  33. 33. IEEE 802.11 Wireless LAN  Wireless host communicates with a base station  Base station = access point (AP)  Basic Service Set (BSS) (a.k.a. “cell”) contains:  Wireless hosts  Access point (AP): base station  BSS’s combined to form distribution system (DS)
  34. 34. 802.11 Twists  How to support different speeds on same channel?  Physical layer header encoded at lowest bitrate and indicates bitrate of rest of packet  Network Allocation Vector (NAV)  Each frame contains field that indicates the amount of time that will be used for the communication (channel reservation)  All receivers defer transmit for that time  Allows for long or multi-frame exchange
  35. 35. Misc issue: Addressing Alternatives  On a broadcast channel all nodes receive all packets  Addressing determines which packets are kept and which packets are thrown away  Packets can be sent to: » Unicast – one destination » Multicast – group of nodes (e.g. “everyone playing WoW”) » Broadcast – everybody on wire  Dynamic addresses (e.g. Appletalk)  Pick an address at random  Broadcast “is anyone using address XX?”  If yes, repeat  Static address (e.g. Ethernet, 802.11, TokenRing, etc)
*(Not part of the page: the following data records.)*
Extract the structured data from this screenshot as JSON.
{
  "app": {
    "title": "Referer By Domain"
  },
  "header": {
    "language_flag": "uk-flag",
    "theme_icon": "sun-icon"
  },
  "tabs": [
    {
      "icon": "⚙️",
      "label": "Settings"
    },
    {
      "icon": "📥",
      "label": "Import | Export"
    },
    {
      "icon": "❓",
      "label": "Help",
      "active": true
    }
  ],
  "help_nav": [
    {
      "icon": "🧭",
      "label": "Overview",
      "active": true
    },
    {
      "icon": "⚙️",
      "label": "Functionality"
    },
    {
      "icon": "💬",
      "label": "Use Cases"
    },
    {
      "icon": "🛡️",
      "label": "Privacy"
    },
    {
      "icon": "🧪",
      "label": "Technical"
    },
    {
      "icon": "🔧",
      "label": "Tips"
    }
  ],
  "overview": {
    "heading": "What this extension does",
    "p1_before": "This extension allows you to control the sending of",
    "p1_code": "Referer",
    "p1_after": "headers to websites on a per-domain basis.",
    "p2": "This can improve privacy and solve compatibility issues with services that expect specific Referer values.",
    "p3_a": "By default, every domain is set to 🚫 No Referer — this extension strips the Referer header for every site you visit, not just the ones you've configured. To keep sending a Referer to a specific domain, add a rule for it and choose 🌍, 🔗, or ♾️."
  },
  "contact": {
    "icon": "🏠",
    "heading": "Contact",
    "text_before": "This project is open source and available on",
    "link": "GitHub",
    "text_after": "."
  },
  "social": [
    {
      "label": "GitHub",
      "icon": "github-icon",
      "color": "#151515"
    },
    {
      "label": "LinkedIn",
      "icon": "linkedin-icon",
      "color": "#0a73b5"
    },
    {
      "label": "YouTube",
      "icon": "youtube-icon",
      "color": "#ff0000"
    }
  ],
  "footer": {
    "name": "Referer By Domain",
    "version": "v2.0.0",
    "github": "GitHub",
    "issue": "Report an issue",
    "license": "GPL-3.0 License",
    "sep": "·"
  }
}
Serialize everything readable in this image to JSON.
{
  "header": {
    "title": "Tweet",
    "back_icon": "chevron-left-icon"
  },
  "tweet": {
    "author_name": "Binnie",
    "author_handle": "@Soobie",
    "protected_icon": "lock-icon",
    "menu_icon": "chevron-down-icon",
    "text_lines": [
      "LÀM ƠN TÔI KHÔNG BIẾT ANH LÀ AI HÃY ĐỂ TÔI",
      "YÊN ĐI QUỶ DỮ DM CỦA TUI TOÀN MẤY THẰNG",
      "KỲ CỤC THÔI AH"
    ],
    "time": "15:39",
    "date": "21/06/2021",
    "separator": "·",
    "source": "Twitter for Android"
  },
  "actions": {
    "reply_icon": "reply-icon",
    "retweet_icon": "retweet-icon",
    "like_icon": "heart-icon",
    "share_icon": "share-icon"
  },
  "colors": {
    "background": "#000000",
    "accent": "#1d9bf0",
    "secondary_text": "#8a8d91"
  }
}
  36. 36. IEEE addressing (Ethernet, etc)  Addresses: 6 bytes (48 bits)  Each adapter is given a globally unique address at manufacturing time » Address space is allocated to manufacturers  24 bits identify manufacturer  E.g., 0:0:15:*  3com adapter » Frame is received by all adapters on a LAN and dropped if address does not match  Special addresses » Broadcast – FF:FF:FF:FF:FF:FF is “everybody” » Range of addresses allocated to multicast  Adapter maintains list of multicast groups node is interested in  Practical problems: non-unique addresses
  37. 37. Summary  Ways to share a channel  Subdivide the channel into subchannels  Contention-based protocols » Try and retry if it fails  Contention-free protocols » Explicit control over who gets to send at each time  Particular issues for wireless  Hidden/exposed terminal problems  Addressing  For next time: bridging/switching, read P&D 3-1-3.2, 3.1

×